Be still, my soul!—thy Jesus can repay
From His own fullness all He takes away."
Could there be, however far apart, only the means of exchanging our thoughts and affections, it would no longer be death. We may often be parted from each other in this life, without the thought ever crossing the mind that we have suffered loss. Letters go and come; the path of the absent one may be traced, and the joys of reunion anticipated. This is life-the object of affection is possessed. It is neither death, nor its dark shadow. But from the moment that the Lord has taken the soul to Himself, all such communion is at an end. The awful fact of separation is felt. The heart may burn with the purest affection, for love never faileth-the whole soul may long to say something to, and to hear something from, the loved departed, but all is in vain. The body may be there still, and every feature may only seem in calm repose; but that which thought, loved, intended, remembered, is gone. Stillness reigns-the stillness that is indescribable. You cannot awaken the sleeping one. The heart that would have been moved to its depths by a sigh, or melted by a tear, hears not the deepest wail, and sees not the flowing tears. This is death—the death of the mortal body. And, to those that are left behind, it is " the valley of the shadow of death." And so dense is that shadow sometimes in this weary wilderness, that even the heavenly orbs seem changed, and shine differently.
At such a time, the enemy is sure to assail the distressed soul, from all points, with his fiery darts. A thousand thoughts may be suggested from the past. A lifetime may be reviewed in a moment by a mind in agony. Time misspent—precious opportunities allowed to pass unimproved, may be amongst the accusations of the foe. In such overwhelming circumstances, nothing but the firm footing of God's own plain statements of truth could bear up the stricken soul. But the Good and Great Shepherd is near. He causeth His voice to be heard. The eye is turned to Him. He lifts the fainting soul, folds it in His bosom, and bears it far above its mere human feelings, and spiritual foes. What would such trials and conflicts be, could we not say in truth, "Thou art with me; thy rod and thy staff they comfort me?"
Nothing can now be known of the condition and occupation of the loved departed, save that which holy scripture reveals. But, oh, blessed be the God of all grace! the light of a cloudless sky rests on the whole scene—the beams of divine light break through the darkness of these darkest of earthly days—we can see behind the veil. From the chamber of death to the house of many mansions, a bright pathway has been consecrated for the believer by the risen and victorious Christ.
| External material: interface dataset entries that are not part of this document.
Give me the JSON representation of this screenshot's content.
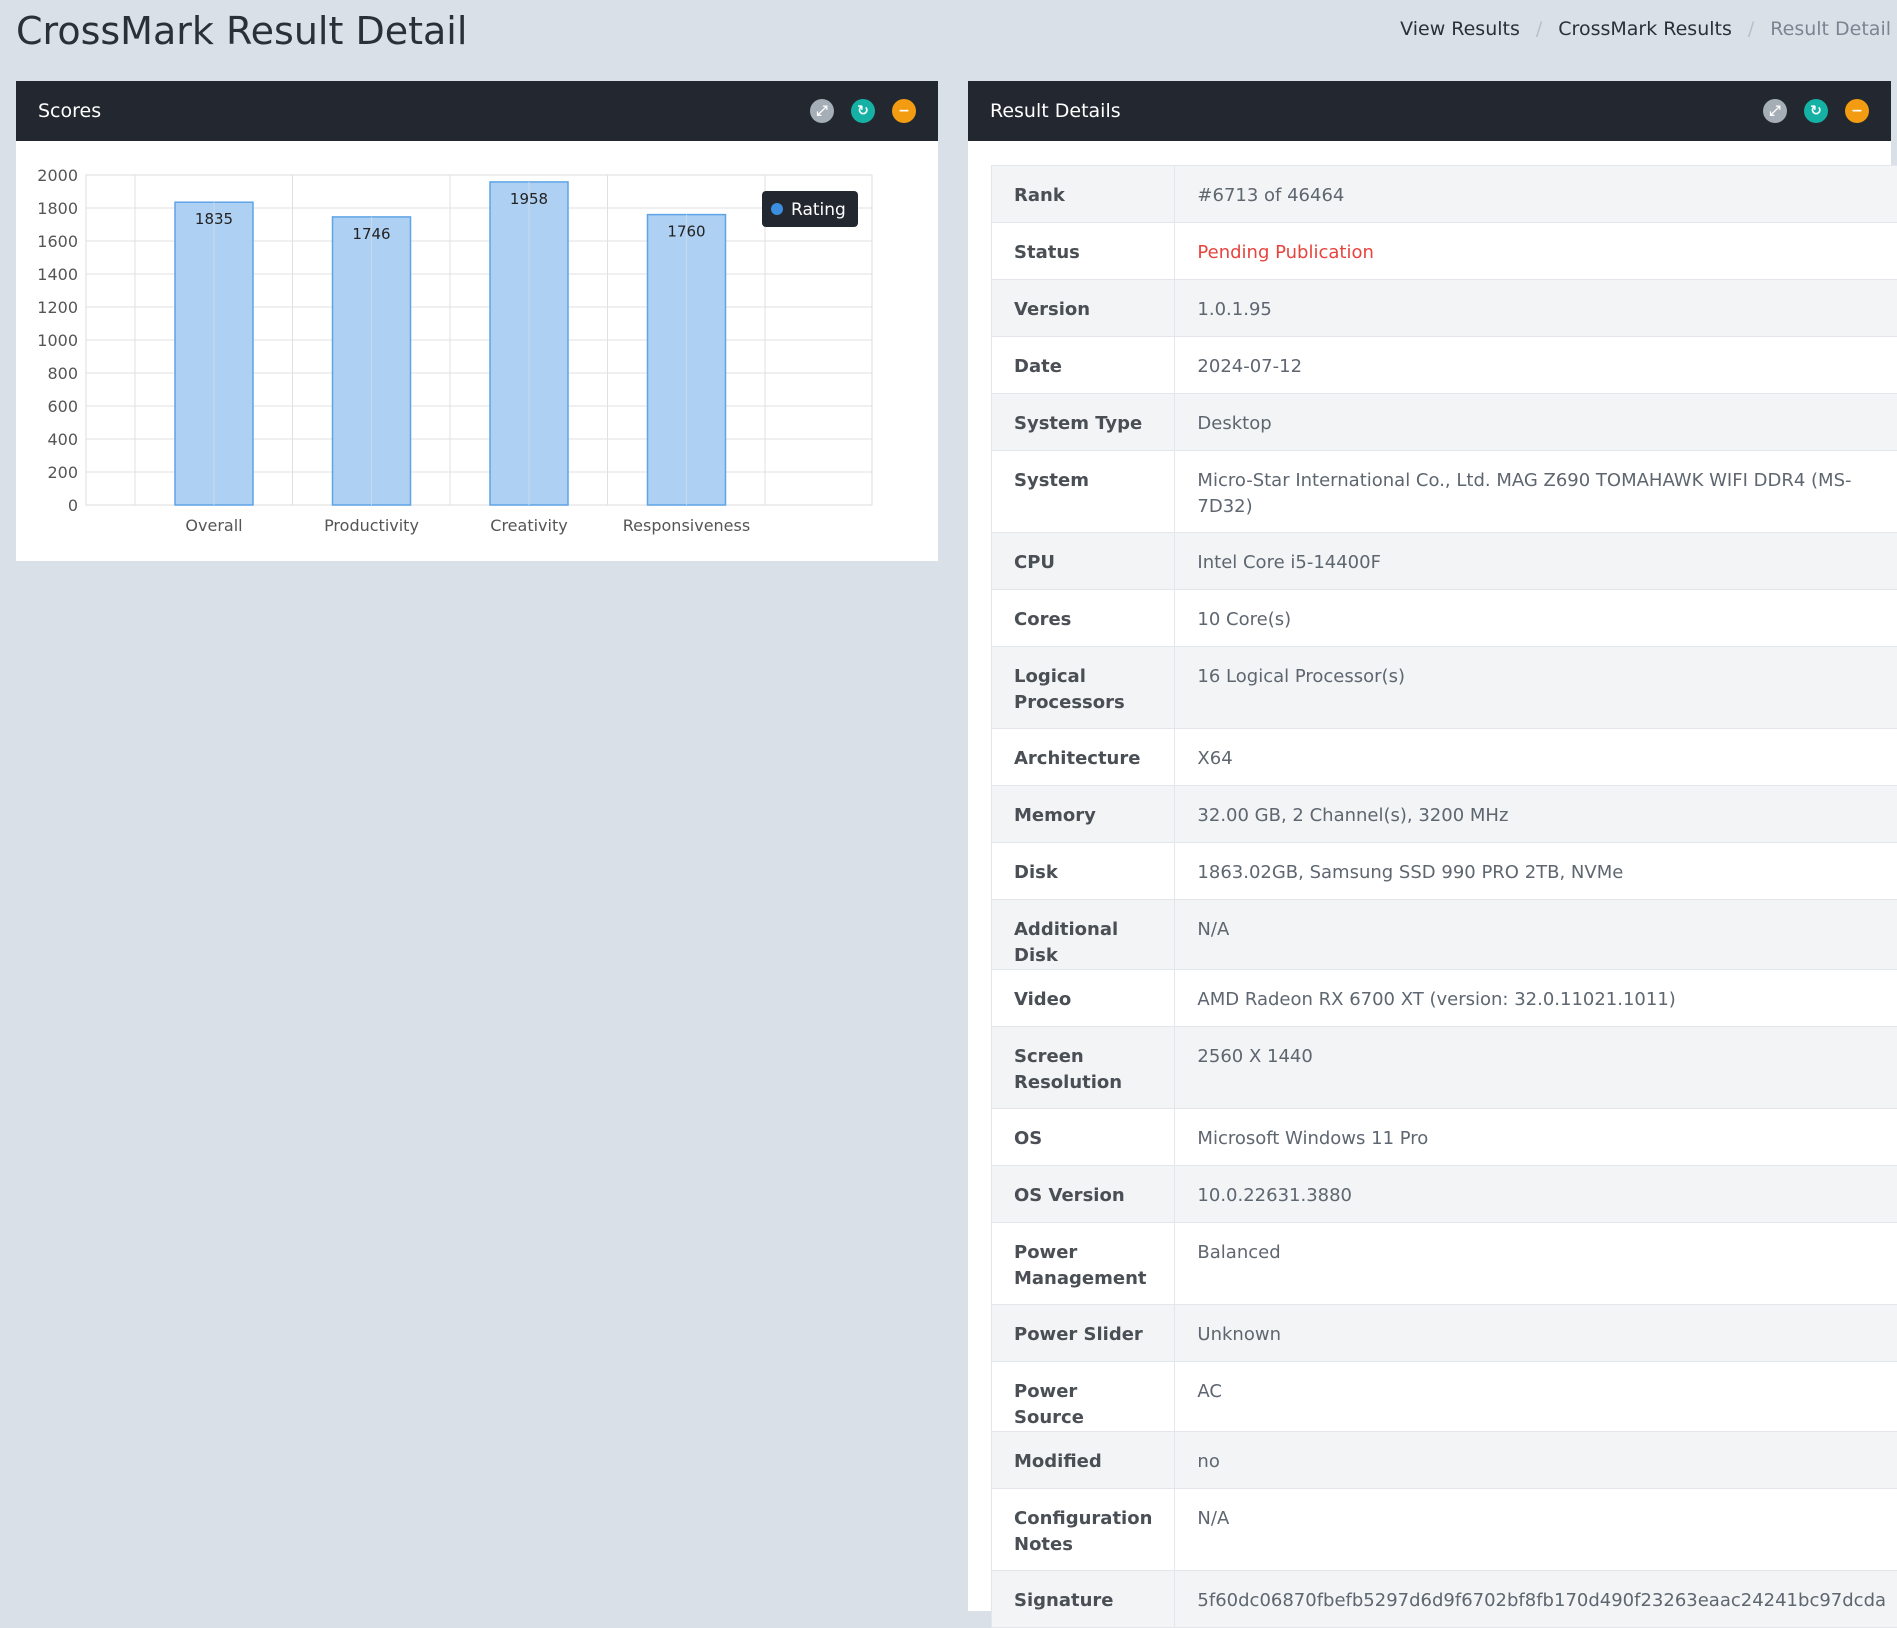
{
  "page": {
    "title": "CrossMark Result Detail",
    "breadcrumb": [
      {
        "label": "View Results"
      },
      {
        "label": "CrossMark Results"
      },
      {
        "label": "Result Detail"
      }
    ]
  },
  "scores_panel": {
    "title": "Scores"
  },
  "details_panel": {
    "title": "Result Details"
  },
  "colors": {
    "bar_fill": "#aed0f3",
    "bar_stroke": "#5ea4e6",
    "legend_dot": "#3b8ee0",
    "status_red": "#e8433d"
  },
  "chart_data": {
    "type": "bar",
    "categories": [
      "Overall",
      "Productivity",
      "Creativity",
      "Responsiveness"
    ],
    "series": [
      {
        "name": "Rating",
        "values": [
          1835,
          1746,
          1958,
          1760
        ]
      }
    ],
    "ylim": [
      0,
      2000
    ],
    "yticks": [
      0,
      200,
      400,
      600,
      800,
      1000,
      1200,
      1400,
      1600,
      1800,
      2000
    ],
    "grid": true,
    "legend": "top-right",
    "data_labels": true
  },
  "details": [
    {
      "key": "Rank",
      "value": "#6713 of 46464"
    },
    {
      "key": "Status",
      "value": "Pending Publication"
    },
    {
      "key": "Version",
      "value": "1.0.1.95"
    },
    {
      "key": "Date",
      "value": "2024-07-12"
    },
    {
      "key": "System Type",
      "value": "Desktop"
    },
    {
      "key": "System",
      "value": "Micro-Star International Co., Ltd. MAG Z690 TOMAHAWK WIFI DDR4 (MS-7D32)"
    },
    {
      "key": "CPU",
      "value": "Intel Core i5-14400F"
    },
    {
      "key": "Cores",
      "value": "10 Core(s)"
    },
    {
      "key": "Logical Processors",
      "value": "16 Logical Processor(s)"
    },
    {
      "key": "Architecture",
      "value": "X64"
    },
    {
      "key": "Memory",
      "value": "32.00 GB, 2 Channel(s), 3200 MHz"
    },
    {
      "key": "Disk",
      "value": "1863.02GB, Samsung SSD 990 PRO 2TB, NVMe"
    },
    {
      "key": "Additional Disk",
      "value": "N/A"
    },
    {
      "key": "Video",
      "value": "AMD Radeon RX 6700 XT (version: 32.0.11021.1011)"
    },
    {
      "key": "Screen Resolution",
      "value": "2560 X 1440"
    },
    {
      "key": "OS",
      "value": "Microsoft Windows 11 Pro"
    },
    {
      "key": "OS Version",
      "value": "10.0.22631.3880"
    },
    {
      "key": "Power Management",
      "value": "Balanced"
    },
    {
      "key": "Power Slider",
      "value": "Unknown"
    },
    {
      "key": "Power Source",
      "value": "AC"
    },
    {
      "key": "Modified",
      "value": "no"
    },
    {
      "key": "Configuration Notes",
      "value": "N/A"
    },
    {
      "key": "Signature",
      "value": "5f60dc06870fbefb5297d6d9f6702bf8fb170d490f23263eaac24241bc97dcda"
    }
  ]
}
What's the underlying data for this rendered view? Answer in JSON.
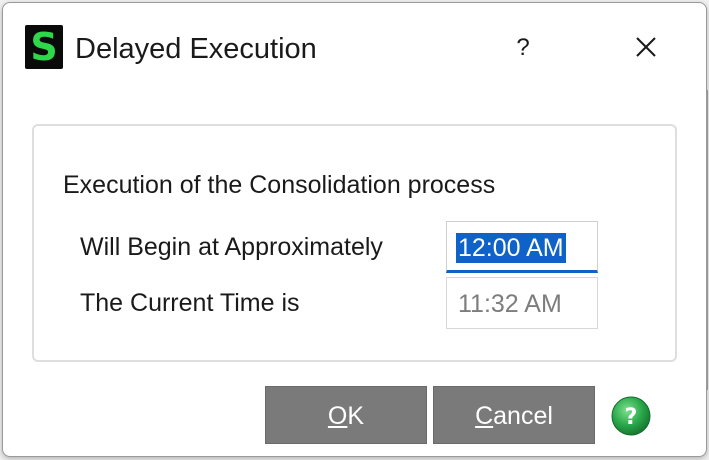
{
  "window": {
    "title": "Delayed Execution",
    "app_icon_glyph": "S",
    "help_label": "?",
    "close_icon": "close-icon"
  },
  "content": {
    "heading": "Execution of the Consolidation process",
    "begin_label": "Will Begin at Approximately",
    "begin_time": "12:00 AM",
    "current_label": "The Current Time is",
    "current_time": "11:32 AM"
  },
  "buttons": {
    "ok_accel": "O",
    "ok_rest": "K",
    "cancel_accel": "C",
    "cancel_rest": "ancel",
    "help_icon": "help-circle-icon"
  },
  "colors": {
    "accent": "#0f62c8",
    "button_bg": "#7a7a7a",
    "icon_green": "#2fd84a",
    "help_green": "#2aa84a"
  }
}
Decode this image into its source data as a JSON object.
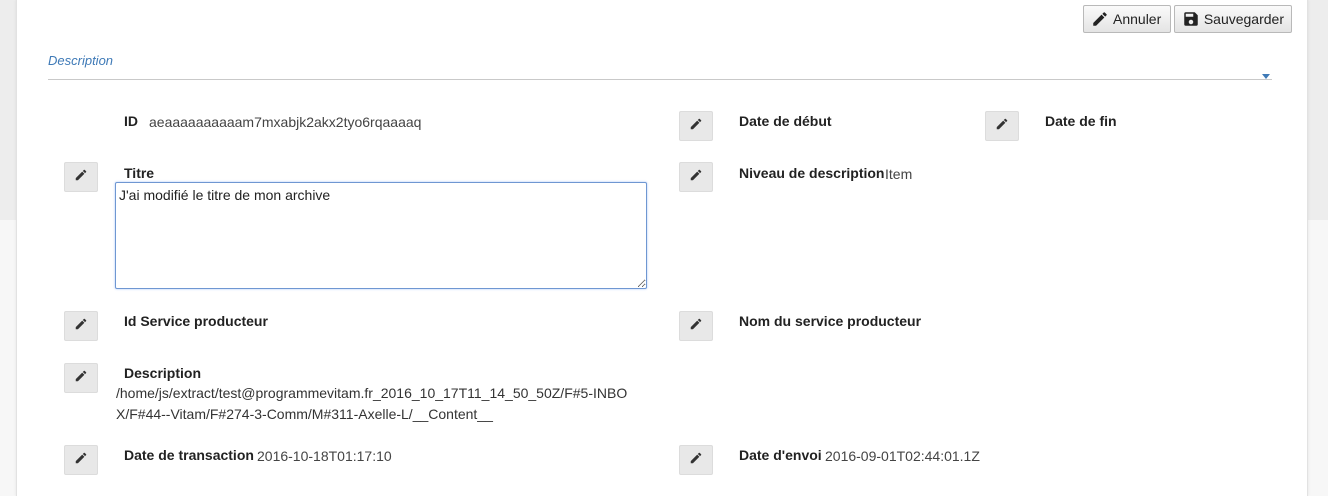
{
  "toolbar": {
    "cancel_label": "Annuler",
    "save_label": "Sauvegarder"
  },
  "section": {
    "title": "Description"
  },
  "fields": {
    "id": {
      "label": "ID",
      "value": "aeaaaaaaaaaam7mxabjk2akx2tyo6rqaaaaq"
    },
    "start_date": {
      "label": "Date de début"
    },
    "end_date": {
      "label": "Date de fin"
    },
    "title": {
      "label": "Titre",
      "value": "J'ai modifié le titre de mon archive"
    },
    "level": {
      "label": "Niveau de description",
      "value": "Item"
    },
    "producer_id": {
      "label": "Id Service producteur"
    },
    "producer_name": {
      "label": "Nom du service producteur"
    },
    "description": {
      "label": "Description",
      "value": "/home/js/extract/test@programmevitam.fr_2016_10_17T11_14_50_50Z/F#5-INBOX/F#44--Vitam/F#274-3-Comm/M#311-Axelle-L/__Content__"
    },
    "transaction_date": {
      "label": "Date de transaction",
      "value": "2016-10-18T01:17:10"
    },
    "sent_date": {
      "label": "Date d'envoi",
      "value": "2016-09-01T02:44:01.1Z"
    }
  },
  "icons": {
    "edit": "pencil-icon",
    "save": "floppy-disk-icon",
    "collapse": "caret-down-icon"
  },
  "colors": {
    "section_title": "#3f7ab7",
    "textarea_focus_border": "#6f97d2"
  }
}
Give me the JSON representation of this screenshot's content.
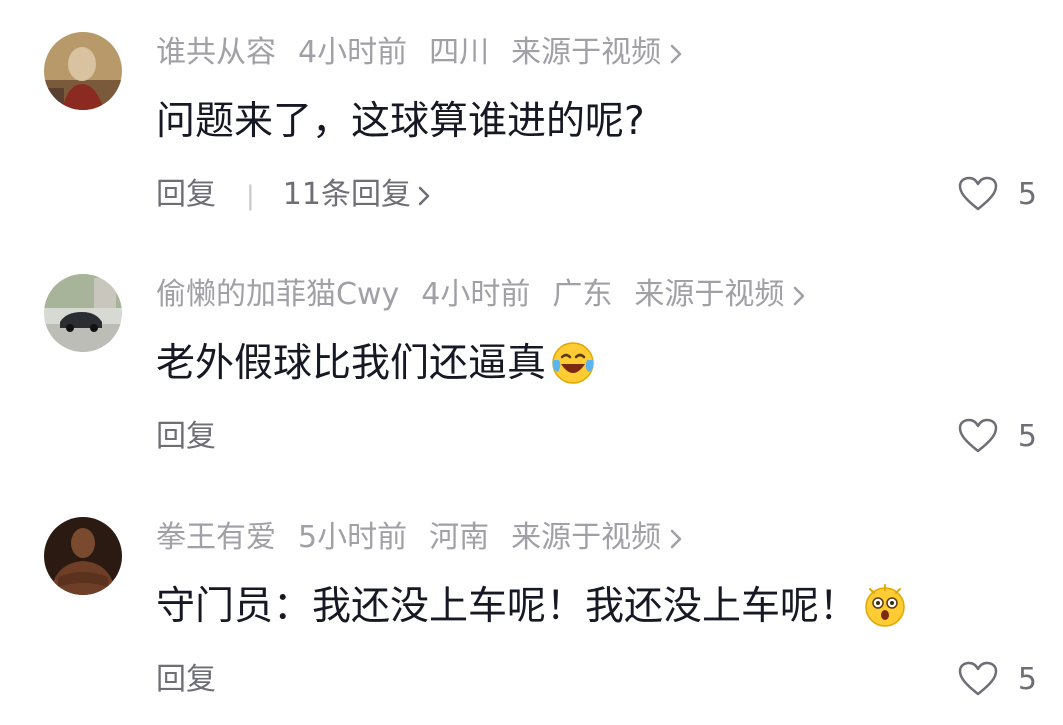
{
  "comments": [
    {
      "username": "谁共从容",
      "time": "4小时前",
      "location": "四川",
      "source": "来源于视频",
      "text": "问题来了，这球算谁进的呢?",
      "reply_label": "回复",
      "replies_label": "11条回复",
      "likes": "5",
      "avatar_icon": "avatar-portrait-icon"
    },
    {
      "username": "偷懒的加菲猫Cwy",
      "time": "4小时前",
      "location": "广东",
      "source": "来源于视频",
      "text": "老外假球比我们还逼真",
      "emoji": "crying-laughing-emoji",
      "reply_label": "回复",
      "likes": "5",
      "avatar_icon": "avatar-car-icon"
    },
    {
      "username": "拳王有爱",
      "time": "5小时前",
      "location": "河南",
      "source": "来源于视频",
      "text": "守门员：我还没上车呢！我还没上车呢！",
      "emoji": "shocked-face-emoji",
      "reply_label": "回复",
      "likes": "5",
      "avatar_icon": "avatar-boxer-icon"
    }
  ]
}
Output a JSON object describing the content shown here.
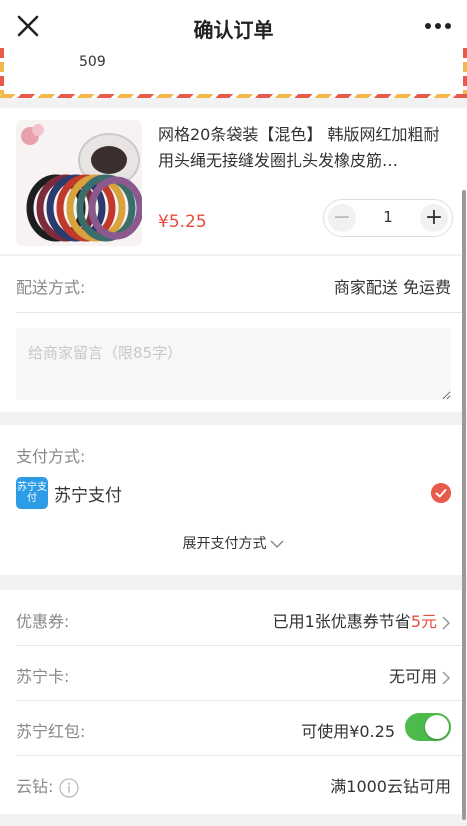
{
  "header": {
    "title": "确认订单",
    "close_icon": "close-icon",
    "more_icon": "more-icon"
  },
  "address": {
    "text": "509"
  },
  "product": {
    "name": "网格20条袋装【混色】 韩版网红加粗耐用头绳无接缝发圈扎头发橡皮筋…",
    "price": "¥5.25",
    "quantity": "1",
    "minus_label": "−",
    "plus_label": "+"
  },
  "delivery": {
    "label": "配送方式:",
    "value": "商家配送  免运费",
    "memo_placeholder": "给商家留言（限85字）"
  },
  "payment": {
    "label": "支付方式:",
    "logo_text": "苏宁支付",
    "method_name": "苏宁支付",
    "expand_label": "展开支付方式"
  },
  "discounts": {
    "coupon": {
      "label": "优惠券:",
      "value_prefix": "已用1张优惠券节省",
      "value_amount": "5元"
    },
    "card": {
      "label": "苏宁卡:",
      "value": "无可用"
    },
    "redpacket": {
      "label": "苏宁红包:",
      "value": "可使用¥0.25",
      "enabled": true
    },
    "diamond": {
      "label": "云钻:",
      "value": "满1000云钻可用"
    }
  },
  "colors": {
    "accent_red": "#e74c3c",
    "toggle_green": "#4cbb4c",
    "brand_blue": "#2d9ce6"
  }
}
The light of the glory " is now made manifest by the appearing of our Savior Jesus Christ, who hath abolished death, and hath brought life and immortality to light through the gospel." 2 Tim. 1:1010But is now made manifest by the appearing of our Saviour Jesus Christ, who hath abolished death, and hath brought life and immortality to light through the gospel: (2 Timothy 1:10).
Glorious truth! precious certainty for the believer -. for every believer in Christ Jesus—death was abolished on the cross, and triumphed over in the resurrection of Jesus; and by the gospel, eternal life to the soul, and incorruptibility to the body, have been brought into the clearest, fullest light. There may be great feebleness, on the part of many Christians, in apprehending these all-precious truths, but the blessed facts remain the same. They are all connected with the Person of Christ; and from the moment that He is received and trusted, the believer is associated with Him beyond the power of death and the grave. "I know," says the apostle, " whom I have believed, (trusted, margin) and am persuaded that he is able to keep that which I have committed unto him against that day." (Ver. 12.) Christ, personally, was his one object. All that was dear to the apostle, right on to the glory, was committed to Him.
What truths—what comfort for the soul that is passing through the dark valley. Death annulled—the eternal life of the soul possessed—the incorruptibility of the body secured. Such is the sure portion of all who have fallen asleep in Jesus—of all who can say with the apostle, " I know whom I have trusted"—of all who are simply looking by faith to Jesus, and resting on Him alone for salvation.